» **TASK DESCRIPTION**: Reproduce the material that follows, keeping every line exactly as it is.

───── DATA RECORDS ─────

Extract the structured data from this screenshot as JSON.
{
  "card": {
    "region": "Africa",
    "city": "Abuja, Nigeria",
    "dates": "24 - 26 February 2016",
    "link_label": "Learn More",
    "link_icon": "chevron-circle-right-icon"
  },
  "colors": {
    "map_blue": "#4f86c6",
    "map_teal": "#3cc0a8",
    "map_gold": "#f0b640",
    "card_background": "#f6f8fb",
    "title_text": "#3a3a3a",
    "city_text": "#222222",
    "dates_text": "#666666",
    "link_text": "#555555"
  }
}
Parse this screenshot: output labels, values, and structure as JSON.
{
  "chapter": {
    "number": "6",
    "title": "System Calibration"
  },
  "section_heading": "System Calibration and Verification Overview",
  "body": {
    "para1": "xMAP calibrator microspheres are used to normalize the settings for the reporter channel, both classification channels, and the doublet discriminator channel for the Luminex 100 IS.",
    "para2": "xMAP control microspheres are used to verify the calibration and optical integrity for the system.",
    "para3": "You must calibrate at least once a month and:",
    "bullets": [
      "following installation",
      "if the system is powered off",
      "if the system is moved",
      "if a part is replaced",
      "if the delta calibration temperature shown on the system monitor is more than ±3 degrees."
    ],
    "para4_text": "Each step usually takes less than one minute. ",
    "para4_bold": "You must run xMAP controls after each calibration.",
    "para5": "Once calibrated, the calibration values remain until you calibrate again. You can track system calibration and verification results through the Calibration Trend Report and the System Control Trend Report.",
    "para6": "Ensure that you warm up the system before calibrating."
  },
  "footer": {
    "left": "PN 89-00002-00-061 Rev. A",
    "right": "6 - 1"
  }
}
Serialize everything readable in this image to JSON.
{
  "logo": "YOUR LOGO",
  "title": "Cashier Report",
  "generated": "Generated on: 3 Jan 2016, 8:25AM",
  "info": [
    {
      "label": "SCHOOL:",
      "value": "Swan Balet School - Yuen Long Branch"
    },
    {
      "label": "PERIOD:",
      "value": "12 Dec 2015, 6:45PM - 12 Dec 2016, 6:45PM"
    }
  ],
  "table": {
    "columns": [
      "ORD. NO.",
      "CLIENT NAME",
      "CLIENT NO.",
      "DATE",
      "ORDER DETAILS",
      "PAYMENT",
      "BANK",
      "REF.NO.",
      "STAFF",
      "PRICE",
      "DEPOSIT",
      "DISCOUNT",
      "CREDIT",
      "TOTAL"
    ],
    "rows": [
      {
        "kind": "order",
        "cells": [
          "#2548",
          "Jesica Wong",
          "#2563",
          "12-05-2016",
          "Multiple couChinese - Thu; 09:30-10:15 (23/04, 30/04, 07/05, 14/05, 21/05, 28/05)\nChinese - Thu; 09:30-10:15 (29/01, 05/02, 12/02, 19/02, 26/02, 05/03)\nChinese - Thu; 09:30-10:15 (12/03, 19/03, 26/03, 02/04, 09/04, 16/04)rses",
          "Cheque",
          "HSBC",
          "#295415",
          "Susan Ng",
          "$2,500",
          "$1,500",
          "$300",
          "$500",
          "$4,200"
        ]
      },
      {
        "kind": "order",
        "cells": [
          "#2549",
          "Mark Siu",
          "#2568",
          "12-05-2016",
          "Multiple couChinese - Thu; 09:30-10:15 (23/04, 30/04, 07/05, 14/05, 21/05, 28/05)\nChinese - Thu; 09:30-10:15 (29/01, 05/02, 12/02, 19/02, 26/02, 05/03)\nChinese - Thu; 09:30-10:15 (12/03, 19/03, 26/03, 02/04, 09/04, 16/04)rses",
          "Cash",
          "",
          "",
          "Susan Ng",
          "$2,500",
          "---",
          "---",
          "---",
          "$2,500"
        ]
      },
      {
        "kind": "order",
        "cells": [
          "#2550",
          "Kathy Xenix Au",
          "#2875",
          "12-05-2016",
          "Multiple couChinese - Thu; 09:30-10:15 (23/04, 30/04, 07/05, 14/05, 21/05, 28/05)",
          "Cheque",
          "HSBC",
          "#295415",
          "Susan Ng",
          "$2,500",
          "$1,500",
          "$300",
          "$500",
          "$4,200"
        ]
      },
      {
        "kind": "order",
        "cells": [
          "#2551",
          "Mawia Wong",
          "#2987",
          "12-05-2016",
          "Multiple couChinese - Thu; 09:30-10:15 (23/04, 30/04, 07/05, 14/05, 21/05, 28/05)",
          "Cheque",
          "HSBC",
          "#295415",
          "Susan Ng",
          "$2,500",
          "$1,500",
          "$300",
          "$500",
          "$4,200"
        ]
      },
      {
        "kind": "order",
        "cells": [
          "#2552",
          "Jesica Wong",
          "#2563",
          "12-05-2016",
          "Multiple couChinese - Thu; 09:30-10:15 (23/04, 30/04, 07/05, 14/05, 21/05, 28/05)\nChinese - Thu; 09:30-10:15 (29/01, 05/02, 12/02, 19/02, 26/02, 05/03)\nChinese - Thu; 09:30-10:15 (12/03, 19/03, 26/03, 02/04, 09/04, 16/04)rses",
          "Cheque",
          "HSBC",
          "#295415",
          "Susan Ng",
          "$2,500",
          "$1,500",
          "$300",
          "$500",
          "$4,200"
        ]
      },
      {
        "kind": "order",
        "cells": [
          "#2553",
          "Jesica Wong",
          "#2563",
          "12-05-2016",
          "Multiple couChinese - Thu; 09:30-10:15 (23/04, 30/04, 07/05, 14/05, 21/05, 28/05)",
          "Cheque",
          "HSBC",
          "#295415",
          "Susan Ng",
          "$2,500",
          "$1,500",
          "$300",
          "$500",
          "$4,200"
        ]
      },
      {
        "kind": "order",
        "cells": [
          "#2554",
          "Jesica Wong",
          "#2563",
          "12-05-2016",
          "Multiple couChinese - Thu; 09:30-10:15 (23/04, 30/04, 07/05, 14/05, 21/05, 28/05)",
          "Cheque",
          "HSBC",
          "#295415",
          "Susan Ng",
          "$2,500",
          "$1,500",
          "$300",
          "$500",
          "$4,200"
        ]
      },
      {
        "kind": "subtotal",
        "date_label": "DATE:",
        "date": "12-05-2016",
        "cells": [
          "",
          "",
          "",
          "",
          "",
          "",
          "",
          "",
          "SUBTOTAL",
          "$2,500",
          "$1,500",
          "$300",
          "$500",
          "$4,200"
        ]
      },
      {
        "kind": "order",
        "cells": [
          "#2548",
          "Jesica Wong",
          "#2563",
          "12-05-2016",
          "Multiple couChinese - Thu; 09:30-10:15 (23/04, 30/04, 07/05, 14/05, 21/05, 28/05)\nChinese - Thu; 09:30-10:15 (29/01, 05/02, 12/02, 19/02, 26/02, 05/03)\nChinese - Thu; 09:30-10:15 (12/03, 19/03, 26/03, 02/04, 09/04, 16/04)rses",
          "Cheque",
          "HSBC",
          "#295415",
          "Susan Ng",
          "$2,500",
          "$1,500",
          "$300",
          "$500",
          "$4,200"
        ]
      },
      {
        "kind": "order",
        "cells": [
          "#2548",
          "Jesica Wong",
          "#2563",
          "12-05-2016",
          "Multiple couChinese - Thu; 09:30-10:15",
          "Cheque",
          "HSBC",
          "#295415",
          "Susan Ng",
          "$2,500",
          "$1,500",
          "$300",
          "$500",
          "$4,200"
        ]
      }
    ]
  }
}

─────

» **SOLVED EXERCISE**:
Extract the structured data from this screenshot as JSON.
{
  "card": {
    "region": "Africa",
    "city": "Abuja, Nigeria",
    "dates": "24 - 26 February 2016",
    "link_label": "Learn More",
    "link_icon": "chevron-circle-right-icon"
  },
  "colors": {
    "map_blue": "#4f86c6",
    "map_teal": "#3cc0a8",
    "map_gold": "#f0b640",
    "card_background": "#f6f8fb",
    "title_text": "#3a3a3a",
    "city_text": "#222222",
    "dates_text": "#666666",
    "link_text": "#555555"
  }
}
Parse this screenshot: output labels, values, and structure as JSON.
{
  "chapter": {
    "number": "6",
    "title": "System Calibration"
  },
  "section_heading": "System Calibration and Verification Overview",
  "body": {
    "para1": "xMAP calibrator microspheres are used to normalize the settings for the reporter channel, both classification channels, and the doublet discriminator channel for the Luminex 100 IS.",
    "para2": "xMAP control microspheres are used to verify the calibration and optical integrity for the system.",
    "para3": "You must calibrate at least once a month and:",
    "bullets": [
      "following installation",
      "if the system is powered off",
      "if the system is moved",
      "if a part is replaced",
      "if the delta calibration temperature shown on the system monitor is more than ±3 degrees."
    ],
    "para4_text": "Each step usually takes less than one minute. ",
    "para4_bold": "You must run xMAP controls after each calibration.",
    "para5": "Once calibrated, the calibration values remain until you calibrate again. You can track system calibration and verification results through the Calibration Trend Report and the System Control Trend Report.",
    "para6": "Ensure that you warm up the system before calibrating."
  },
  "footer": {
    "left": "PN 89-00002-00-061 Rev. A",
    "right": "6 - 1"
  }
}
Serialize everything readable in this image to JSON.
{
  "logo": "YOUR LOGO",
  "title": "Cashier Report",
  "generated": "Generated on: 3 Jan 2016, 8:25AM",
  "info": [
    {
      "label": "SCHOOL:",
      "value": "Swan Balet School - Yuen Long Branch"
    },
    {
      "label": "PERIOD:",
      "value": "12 Dec 2015, 6:45PM - 12 Dec 2016, 6:45PM"
    }
  ],
  "table": {
    "columns": [
      "ORD. NO.",
      "CLIENT NAME",
      "CLIENT NO.",
      "DATE",
      "ORDER DETAILS",
      "PAYMENT",
      "BANK",
      "REF.NO.",
      "STAFF",
      "PRICE",
      "DEPOSIT",
      "DISCOUNT",
      "CREDIT",
      "TOTAL"
    ],
    "rows": [
      {
        "kind": "order",
        "cells": [
          "#2548",
          "Jesica Wong",
          "#2563",
          "12-05-2016",
          "Multiple couChinese - Thu; 09:30-10:15 (23/04, 30/04, 07/05, 14/05, 21/05, 28/05)\nChinese - Thu; 09:30-10:15 (29/01, 05/02, 12/02, 19/02, 26/02, 05/03)\nChinese - Thu; 09:30-10:15 (12/03, 19/03, 26/03, 02/04, 09/04, 16/04)rses",
          "Cheque",
          "HSBC",
          "#295415",
          "Susan Ng",
          "$2,500",
          "$1,500",
          "$300",
          "$500",
          "$4,200"
        ]
      },
      {
        "kind": "order",
        "cells": [
          "#2549",
          "Mark Siu",
          "#2568",
          "12-05-2016",
          "Multiple couChinese - Thu; 09:30-10:15 (23/04, 30/04, 07/05, 14/05, 21/05, 28/05)\nChinese - Thu; 09:30-10:15 (29/01, 05/02, 12/02, 19/02, 26/02, 05/03)\nChinese - Thu; 09:30-10:15 (12/03, 19/03, 26/03, 02/04, 09/04, 16/04)rses",
          "Cash",
          "",
          "",
          "Susan Ng",
          "$2,500",
          "---",
          "---",
          "---",
          "$2,500"
        ]
      },
      {
        "kind": "order",
        "cells": [
          "#2550",
          "Kathy Xenix Au",
          "#2875",
          "12-05-2016",
          "Multiple couChinese - Thu; 09:30-10:15 (23/04, 30/04, 07/05, 14/05, 21/05, 28/05)",
          "Cheque",
          "HSBC",
          "#295415",
          "Susan Ng",
          "$2,500",
          "$1,500",
          "$300",
          "$500",
          "$4,200"
        ]
      },
      {
        "kind": "order",
        "cells": [
          "#2551",
          "Mawia Wong",
          "#2987",
          "12-05-2016",
          "Multiple couChinese - Thu; 09:30-10:15 (23/04, 30/04, 07/05, 14/05, 21/05, 28/05)",
          "Cheque",
          "HSBC",
          "#295415",
          "Susan Ng",
          "$2,500",
          "$1,500",
          "$300",
          "$500",
          "$4,200"
        ]
      },
      {
        "kind": "order",
        "cells": [
          "#2552",
          "Jesica Wong",
          "#2563",
          "12-05-2016",
          "Multiple couChinese - Thu; 09:30-10:15 (23/04, 30/04, 07/05, 14/05, 21/05, 28/05)\nChinese - Thu; 09:30-10:15 (29/01, 05/02, 12/02, 19/02, 26/02, 05/03)\nChinese - Thu; 09:30-10:15 (12/03, 19/03, 26/03, 02/04, 09/04, 16/04)rses",
          "Cheque",
          "HSBC",
          "#295415",
          "Susan Ng",
          "$2,500",
          "$1,500",
          "$300",
          "$500",
          "$4,200"
        ]
      },
      {
        "kind": "order",
        "cells": [
          "#2553",
          "Jesica Wong",
          "#2563",
          "12-05-2016",
          "Multiple couChinese - Thu; 09:30-10:15 (23/04, 30/04, 07/05, 14/05, 21/05, 28/05)",
          "Cheque",
          "HSBC",
          "#295415",
          "Susan Ng",
          "$2,500",
          "$1,500",
          "$300",
          "$500",
          "$4,200"
        ]
      },
      {
        "kind": "order",
        "cells": [
          "#2554",
          "Jesica Wong",
          "#2563",
          "12-05-2016",
          "Multiple couChinese - Thu; 09:30-10:15 (23/04, 30/04, 07/05, 14/05, 21/05, 28/05)",
          "Cheque",
          "HSBC",
          "#295415",
          "Susan Ng",
          "$2,500",
          "$1,500",
          "$300",
          "$500",
          "$4,200"
        ]
      },
      {
        "kind": "subtotal",
        "date_label": "DATE:",
        "date": "12-05-2016",
        "cells": [
          "",
          "",
          "",
          "",
          "",
          "",
          "",
          "",
          "SUBTOTAL",
          "$2,500",
          "$1,500",
          "$300",
          "$500",
          "$4,200"
        ]
      },
      {
        "kind": "order",
        "cells": [
          "#2548",
          "Jesica Wong",
          "#2563",
          "12-05-2016",
          "Multiple couChinese - Thu; 09:30-10:15 (23/04, 30/04, 07/05, 14/05, 21/05, 28/05)\nChinese - Thu; 09:30-10:15 (29/01, 05/02, 12/02, 19/02, 26/02, 05/03)\nChinese - Thu; 09:30-10:15 (12/03, 19/03, 26/03, 02/04, 09/04, 16/04)rses",
          "Cheque",
          "HSBC",
          "#295415",
          "Susan Ng",
          "$2,500",
          "$1,500",
          "$300",
          "$500",
          "$4,200"
        ]
      },
      {
        "kind": "order",
        "cells": [
          "#2548",
          "Jesica Wong",
          "#2563",
          "12-05-2016",
          "Multiple couChinese - Thu; 09:30-10:15",
          "Cheque",
          "HSBC",
          "#295415",
          "Susan Ng",
          "$2,500",
          "$1,500",
          "$300",
          "$500",
          "$4,200"
        ]
      }
    ]
  }
}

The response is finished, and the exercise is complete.